Twenty-eight percent of all churchgoers said they would only consider attending a church of the exact same denomination they attend right now. Another 41 percent would strongly prefer this, but would have at least some openness to another denomination. Fourteen percent show some preference to their current denomination, but are open to others. Sixteen percent say the exact denomination of the church really doesn’t matter to them, while two percent frankly would prefer to switch denominations"

My point was primarily to show how this research sheds light on difficulty that denominationalists and post-denominationalists have in communicating their concerns for the SBC. This was not an attempt to be negative.

GUNNY said...

I don't mean this to sound like a name drop, but I had a conversation about this with Dr. John Piper last week at the Desiring God pastors conference.

I think history will look back on our era and see comraderie not along denominational lines, but along theological or practical lines, revealed by fellow attendees at conferences.

At the conference you had RC Sproul as the keynote speaker, sharing the stage with those outside his denomination.

At Together for the Gospel last year, you had a wide variety of denominations represented.

Conversely, the Willowcreek or Saddleback conferences will draw from various denominations. Those churches represented will have much more in common with other attendees than with many other churches in their denominational affiliation.

Piper noted how little he does with his denomination, but that 50 years ago denominational conferences were more inclined to have sweet fellowship and theological instruction/preaching, but not so much anymore.

Me thinks we have some gut checking to do denominationally, for I see many leaving our world to join up with the PCA or Sovereign Grace movment or somesuch. This is especially true if there's too much flak taken by a Calvinist in the SBC.

But, where are our boys going to go? If they graduate from seminary with a strong commitment to Reformed theology will they be welcomed in an existing church, more "mainstream" in its understanding of being Baptist?
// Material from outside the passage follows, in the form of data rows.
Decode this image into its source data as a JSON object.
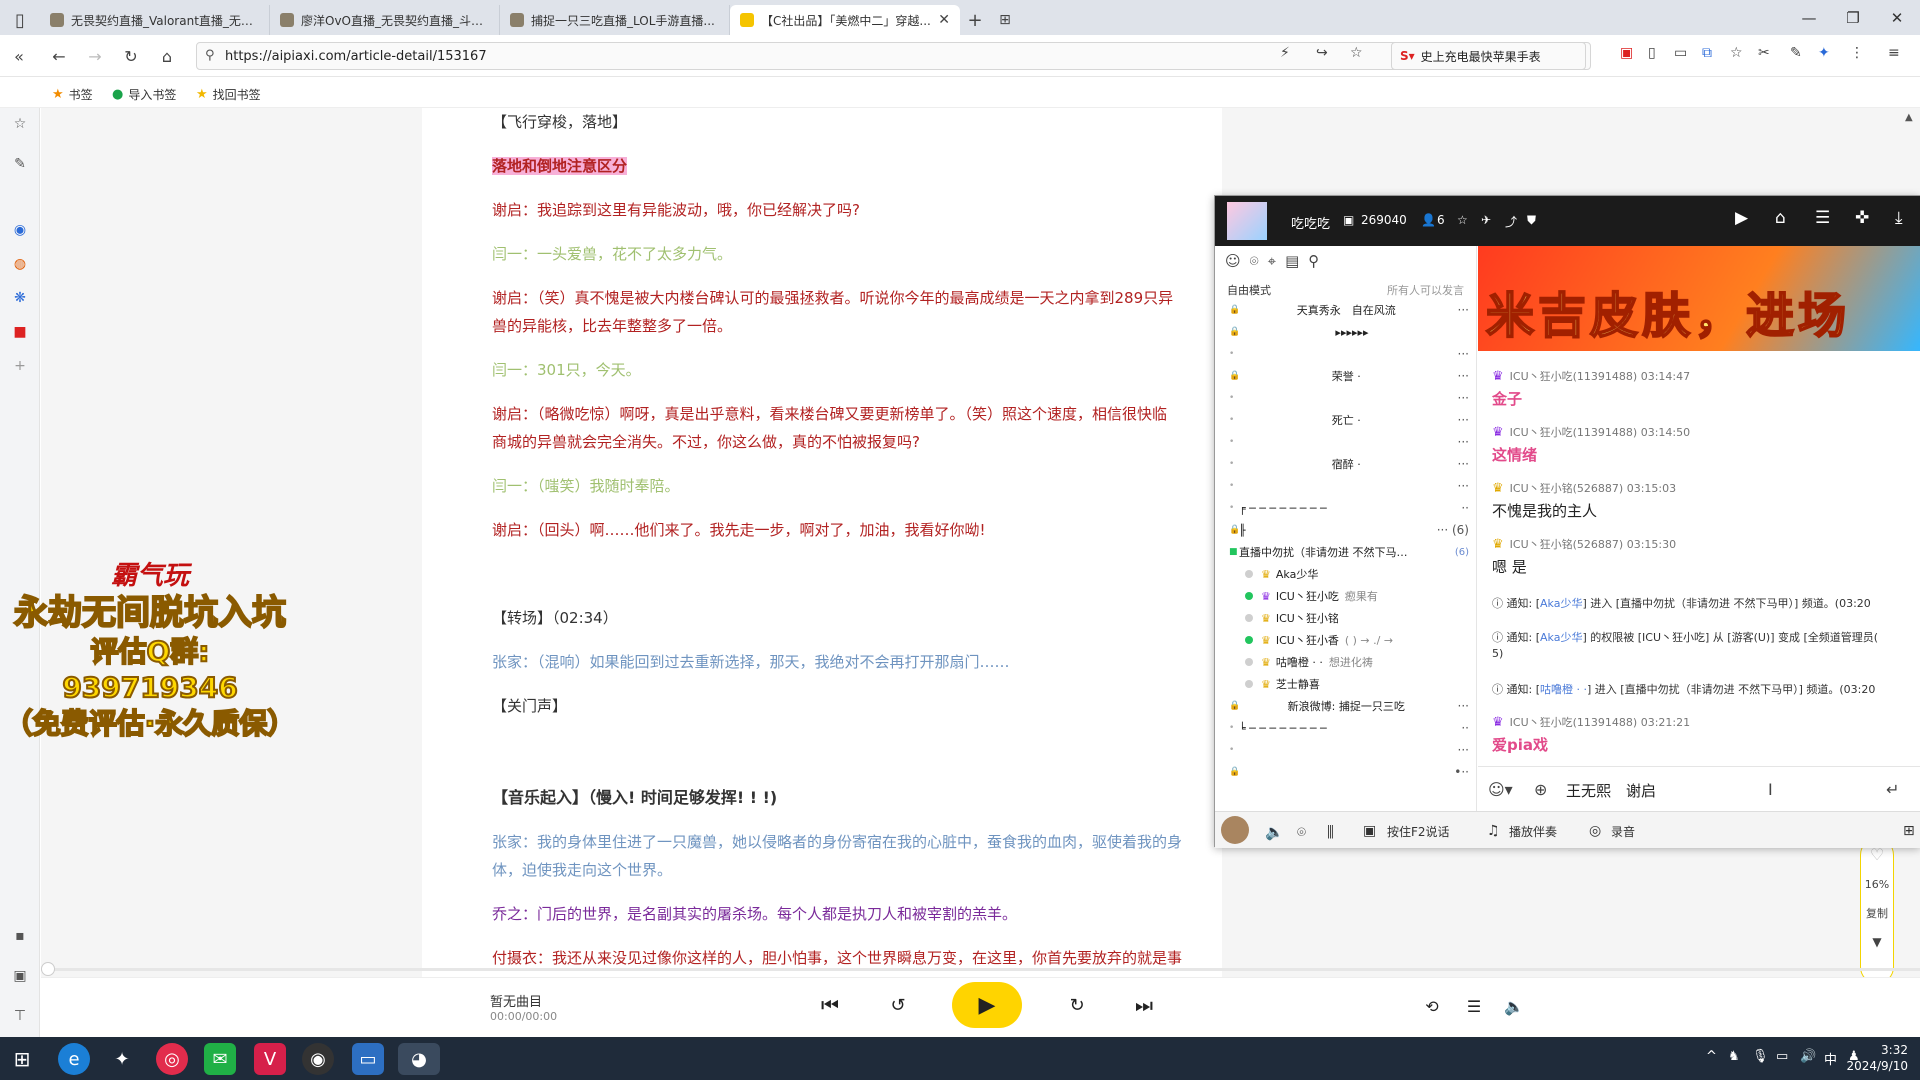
{
  "browser": {
    "tabs": [
      {
        "title": "无畏契约直播_Valorant直播_无畏..."
      },
      {
        "title": "廖洋OvO直播_无畏契约直播_斗鱼..."
      },
      {
        "title": "捕捉一只三吃直播_LOL手游直播..."
      },
      {
        "title": "【C社出品】「美燃中二」穿越..."
      }
    ],
    "url": "https://aipiaxi.com/article-detail/153167",
    "search_text": "史上充电最快苹果手表",
    "bookmarks": [
      "书签",
      "导入书签",
      "找回书签"
    ]
  },
  "article": {
    "lines": [
      {
        "text": "【飞行穿梭，落地】",
        "style": "dk"
      },
      {
        "text": "落地和倒地注意区分",
        "style": "hl"
      },
      {
        "text": "谢启：我追踪到这里有异能波动，哦，你已经解决了吗?",
        "style": "red"
      },
      {
        "text": "闫一：一头爱兽，花不了太多力气。",
        "style": "lg"
      },
      {
        "text": "谢启：（笑）真不愧是被大内楼台碑认可的最强拯救者。听说你今年的最高成绩是一天之内拿到289只异",
        "style": "red"
      },
      {
        "text": "兽的异能核，比去年整整多了一倍。",
        "style": "red"
      },
      {
        "text": "闫一：301只，今天。",
        "style": "lg"
      },
      {
        "text": "谢启：（略微吃惊）啊呀，真是出乎意料，看来楼台碑又要更新榜单了。（笑）照这个速度，相信很快临",
        "style": "red"
      },
      {
        "text": "商城的异兽就会完全消失。不过，你这么做，真的不怕被报复吗?",
        "style": "red"
      },
      {
        "text": "闫一：（嗤笑）我随时奉陪。",
        "style": "lg"
      },
      {
        "text": "谢启：（回头）啊……他们来了。我先走一步，啊对了，加油，我看好你呦!",
        "style": "red"
      },
      {
        "text": "【转场】（02:34）",
        "style": "dk"
      },
      {
        "text": "张家：（混响）如果能回到过去重新选择，那天，我绝对不会再打开那扇门……",
        "style": "bl"
      },
      {
        "text": "【关门声】",
        "style": "dk"
      },
      {
        "text": "【音乐起入】（慢入! 时间足够发挥! ! !)",
        "style": "bold"
      },
      {
        "text": "张家：我的身体里住进了一只魔兽，她以侵略者的身份寄宿在我的心脏中，蚕食我的血肉，驱使着我的身",
        "style": "bl"
      },
      {
        "text": "体，迫使我走向这个世界。",
        "style": "bl"
      },
      {
        "text": "乔之：门后的世界，是名副其实的屠杀场。每个人都是执刀人和被宰割的羔羊。",
        "style": "pu"
      },
      {
        "text": "付摄衣：我还从来没见过像你这样的人，胆小怕事，这个世界瞬息万变，在这里，你首先要放弃的就是事",
        "style": "red"
      }
    ]
  },
  "promo": {
    "line1": "霸气玩",
    "line2": "永劫无间脱坑入坑",
    "line3": "评估Q群: 939719346",
    "line4": "（免费评估·永久质保）"
  },
  "widget": {
    "percent": "16%",
    "copy": "复制"
  },
  "player": {
    "track": "暂无曲目",
    "time": "00:00/00:00",
    "progress": 0
  },
  "taskbar": {
    "time": "3:32",
    "date": "2024/9/10",
    "ime": "中"
  },
  "yy": {
    "header": {
      "name": "吃吃吃",
      "id": "269040",
      "count": "6"
    },
    "mode": "自由模式",
    "mode_hint": "所有人可以发言",
    "channels": [
      {
        "name": "天真秀永　自在风流",
        "dots": "···"
      },
      {
        "name": "▸▸▸▸▸▸",
        "dots": ""
      },
      {
        "name": "",
        "dots": "···"
      },
      {
        "name": "荣誉 ·",
        "dots": "···"
      },
      {
        "name": "",
        "dots": "···"
      },
      {
        "name": "死亡 ·",
        "dots": "···"
      },
      {
        "name": "",
        "dots": "···"
      },
      {
        "name": "宿醉 ·",
        "dots": "···"
      },
      {
        "name": "",
        "dots": "···"
      },
      {
        "name": "╒ ─ ─ ─ ─ ─ ─ ─ ─",
        "dots": "··"
      },
      {
        "name": "╟",
        "dots": "··· (6)"
      }
    ],
    "live_channel": {
      "name": "直播中勿扰（非请勿进 不然下马…",
      "count": "(6)"
    },
    "users": [
      {
        "name": "Aka少华",
        "extra": "",
        "dot": "#cfcfcf"
      },
      {
        "name": "ICU丶狂小吃",
        "extra": "瘛果有",
        "dot": "#22c55e"
      },
      {
        "name": "ICU丶狂小铭",
        "extra": "",
        "dot": "#cfcfcf"
      },
      {
        "name": "ICU丶狂小香",
        "extra": "( ) → ./ →",
        "dot": "#22c55e"
      },
      {
        "name": "咕噜橙 · ·",
        "extra": "想进化祷",
        "dot": "#cfcfcf"
      },
      {
        "name": "芝士静喜",
        "extra": "",
        "dot": "#cfcfcf"
      }
    ],
    "after_channels": [
      {
        "name": "新浪微博: 捕捉一只三吃",
        "dots": "···"
      },
      {
        "name": "╘ ─ ─ ─ ─ ─ ─ ─ ─",
        "dots": "··"
      },
      {
        "name": "",
        "dots": "···"
      },
      {
        "name": "",
        "dots": "•··"
      }
    ],
    "banner": "米吉皮肤，进场",
    "messages": [
      {
        "who": "ICU丶狂小吃(11391488)",
        "time": "03:14:47",
        "text": "金子",
        "color": "pk"
      },
      {
        "who": "ICU丶狂小吃(11391488)",
        "time": "03:14:50",
        "text": "这情绪",
        "color": "pk"
      },
      {
        "who": "ICU丶狂小铭(526887)",
        "time": "03:15:03",
        "text": "不愧是我的主人",
        "color": "bk"
      },
      {
        "who": "ICU丶狂小铭(526887)",
        "time": "03:15:30",
        "text": "嗯 是",
        "color": "bk"
      }
    ],
    "notices": [
      {
        "a": "通知: [",
        "b": "Aka少华",
        "c": "] 进入 [直播中勿扰（非请勿进 不然下马甲）] 频道。(03:20"
      },
      {
        "a": "通知: [",
        "b": "Aka少华",
        "c": "] 的权限被 [ICU丶狂小吃] 从 [游客(U)] 变成 [全频道管理员("
      },
      {
        "a": "通知: [",
        "b": "咕噜橙 · ·",
        "c": "] 进入 [直播中勿扰（非请勿进 不然下马甲）] 频道。(03:20"
      }
    ],
    "notice_tail": "5)",
    "last_msg": {
      "who": "ICU丶狂小吃(11391488)",
      "time": "03:21:21",
      "text": "爱pia戏"
    },
    "input_text": "王无熙　谢启",
    "footer": {
      "f2": "按住F2说话",
      "accompany": "播放伴奏",
      "record": "录音"
    }
  }
}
To some degree, they can't win. They can't wear their theology on their sleeves without being criticized for always talking about Calvin and not Jesus. They can't just go in saying they're committed to the Bible, for they'll be accused of being deceptive to get a job.

Will they church plant? There's not a great deal of support among the general SBC world for such. We don't really have the financial means within the Founders to move the movement along. And, if we do, will we be accused of starting our own denomination?

I know Tom wasn't intending to go negative, but things can go negative for our SBC if they don't do some smart thinking.

Tom said...


Great observations. I think you are correct. Church planting must become an increasingly vital part of our thinking, without giving up ongoing commitment to see established churches led to greater spiritual health. There are some (many?) in the SBC who try to put guys committed to Reformed understandings of salvation into that no-win position you describe. A great challenge that we face, I think, in the light of this is to reject their false dichotomy, encourage men to speak honestly, humbly and wisely, and to trust the Lord to open and close doors.

What I am seeing more and more are churches and church leaders who, though not reformed, are fed up with and sickened by the shallow, unbiblical drivel that they have had set before them for years. They may not be asking for a Reformed ministry, but they are begging for a ministry based on God's Word that is not afraid to go against the tide, which of course, a ministry committed to the doctrines of grace will certainly do.

We must press on,

GUNNY said...

Amen, Tom.

I think this rising discontent is partyly in play for the popularity of IX Marks Ministries.

The Doctrines of Grace are imbedded in what they do, but they are seen as an organization to help make healthy churches.

I think that's what we all want, but the 'C' word just seems to be a bit of a lightning rod for many, unfortunately.

Amen, preach and teach the Word and let Him worry about getting you a paid gig.

Thanks, Tom.